Athletes take pride in arena
Student section naming final piece of puzzle
Jay Benedict | Editor-in-Chief
John Lance Arena received a major facelift over the summer, courtesy of the Whetzel family. Now, the final, and some would argue most important, piece will soon be in place.
The arena’s new student section will make its way from the north end zone of Carnie Smith Stadium to the north side of the court as football season comes to a close. Courtney Ingram, senior guard for the PSU men’s basketball team, says that will be the icing on the cake.
“The new arena already seems like there’s more life in it,” Ingram said. “It will be even better when the student section gets placed near the opponent’s bench and can give them a hard time.”
Athletic Director Jim Johnson says the new portable seating holds about 300 students. Athletics is partnering with the Student Government Association to come up with a creative name for the new student section as well.
“We also want an ongoing partnership with SGA after we name it to keep the section filled,” Johnson said. “The students always bring a lot of energy, so we want to do everything we can to get them out for games.”
Johnson approached SGA about naming the student section and senators will be talking with students for the next two weeks before voting on a winner.
The unnamed student section may be the final piece, but it would not be possible without the renovation, which directly benefits Gorilla athletes the most. Senior volleyball player Leah Flynn says her team is excited to be the first to play on the new court.
“Overall, we feel blessed,” Flynn said. “Blessed because of the Whetzels’ generosity and to have the chance to be the first team out there playing on it.”
The $1.2 million facelift includes three courts, 14 basketball goals, new bleachers and more space for all the indoor sports.
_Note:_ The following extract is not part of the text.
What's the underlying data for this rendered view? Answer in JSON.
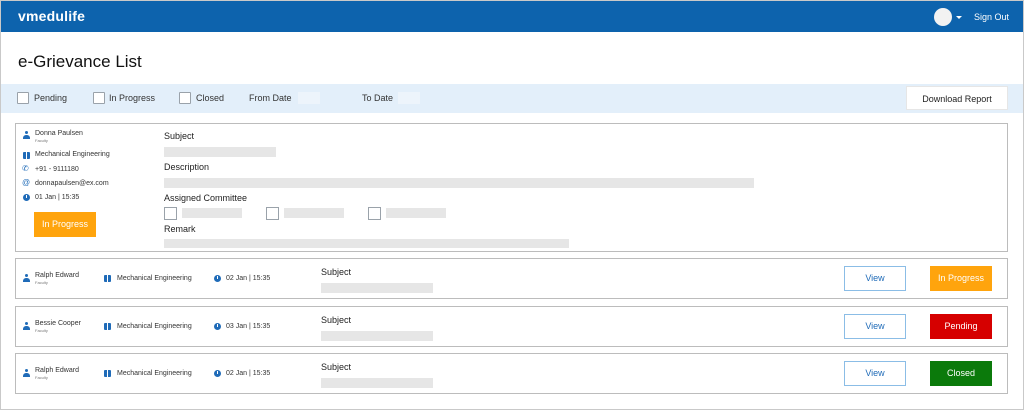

Flynn, Ingram and assistant women’s basketball coach Amanda Davied all said the space is the biggest improvement.
“The amount of space makes everyone feel equally important,” Davied said. “It helps with scheduling too. A lot of our players have late classes and now it’s a lot easier to schedule practices around everyone’s academics.”
Flynn says that aside from the convenience, the new arena also makes practices more efficient. The volleyball team used to practice on an artificial rubberized sports court.
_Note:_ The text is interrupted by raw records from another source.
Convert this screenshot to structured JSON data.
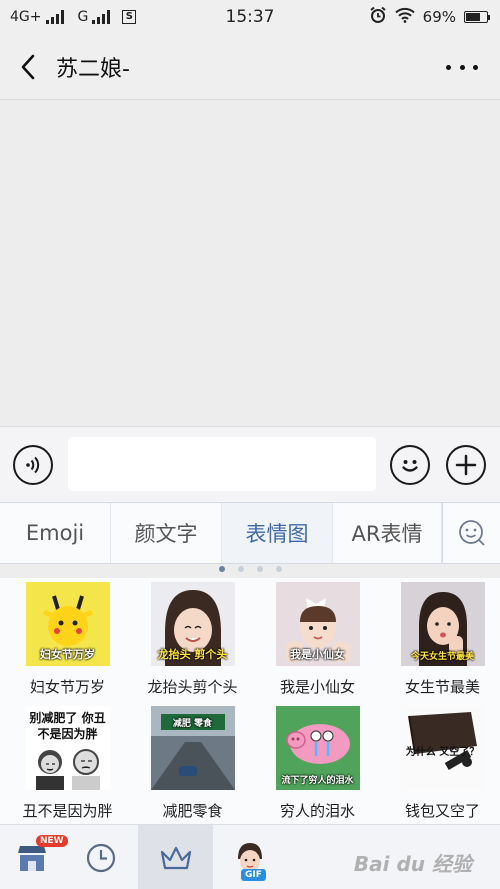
{
  "status_bar": {
    "network_1": "4G+",
    "network_2": "G",
    "sim_badge": "S",
    "time": "15:37",
    "battery": "69%",
    "battery_level": 0.69
  },
  "nav": {
    "title": "苏二娘-"
  },
  "input": {
    "value": "",
    "placeholder": ""
  },
  "emoji_tabs": [
    {
      "label": "Emoji",
      "active": false
    },
    {
      "label": "颜文字",
      "active": false
    },
    {
      "label": "表情图",
      "active": true
    },
    {
      "label": "AR表情",
      "active": false
    }
  ],
  "page_indicator": {
    "count": 4,
    "active": 0
  },
  "stickers": [
    {
      "label": "妇女节万岁",
      "caption": "妇女节万岁"
    },
    {
      "label": "龙抬头剪个头",
      "caption": "龙抬头 剪个头"
    },
    {
      "label": "我是小仙女",
      "caption": "我是小仙女"
    },
    {
      "label": "女生节最美",
      "caption": "今天女生节最美"
    },
    {
      "label": "丑不是因为胖",
      "caption": "别减肥了 你丑不是因为胖"
    },
    {
      "label": "减肥零食",
      "caption": "减肥 零食"
    },
    {
      "label": "穷人的泪水",
      "caption": "流下了穷人的泪水"
    },
    {
      "label": "钱包又空了",
      "caption": "为什么 又空了？"
    }
  ],
  "bottom_bar": {
    "new_badge": "NEW",
    "gif_badge": "GIF",
    "watermark": "Bai du 经验"
  }
}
“We had to assemble the court before we could practice, and it was old and dirty,” Flynn said. “We play on a wood court, though, so now practice is more game-like and we can prepare better.”
The extra space came at a cost, though. The track that ran around the outside of the arena and hosted the indoor track team’s practices has been removed.
“Coach (Russ) Jewett helped fundraise and get this project going, knowing that track would have to make sacrifices,” Davied said. “But he sees the big picture and knows that this is just the start.”
They all said they think the renovations will have a positive effect on recruitment. Davied said the women’s basketball team played host last weekend to a recruit who is also being sought after by Division I schools. She thinks that the new arena gives Pitt State the ability to compete with larger, more nationally known programs. Flynn agrees.
“If I would have walked in here as a freshman and heard the story of how this was built, I would see that PSU and the community care about the program,” Flynn said. “Everyone always talks about football, but this improvement makes us really feel like an important part of athletics and the university.”
Flynn says she thinks the renovations drew more people in, and that added to the atmosphere.
“At first, the renovations brought people in and the energy at “Pack the Weede” was awesome,” Flynn said. “People came out to see the new arena and then they said, ‘This team is really fun to watch,’ and I think they’ll keep coming.”
None of them said they missed anything about the old arena, but Davied, who played on the old court and now coaches on the new one, said the older version was special to her.
“I have a sentimental spot for the blood, sweat and tears spilled on the old floor,” Davied said. “But we’re making positive progress in the same place. We can have pride in that we’re moving forward and we’ve kept in touch with who we are.”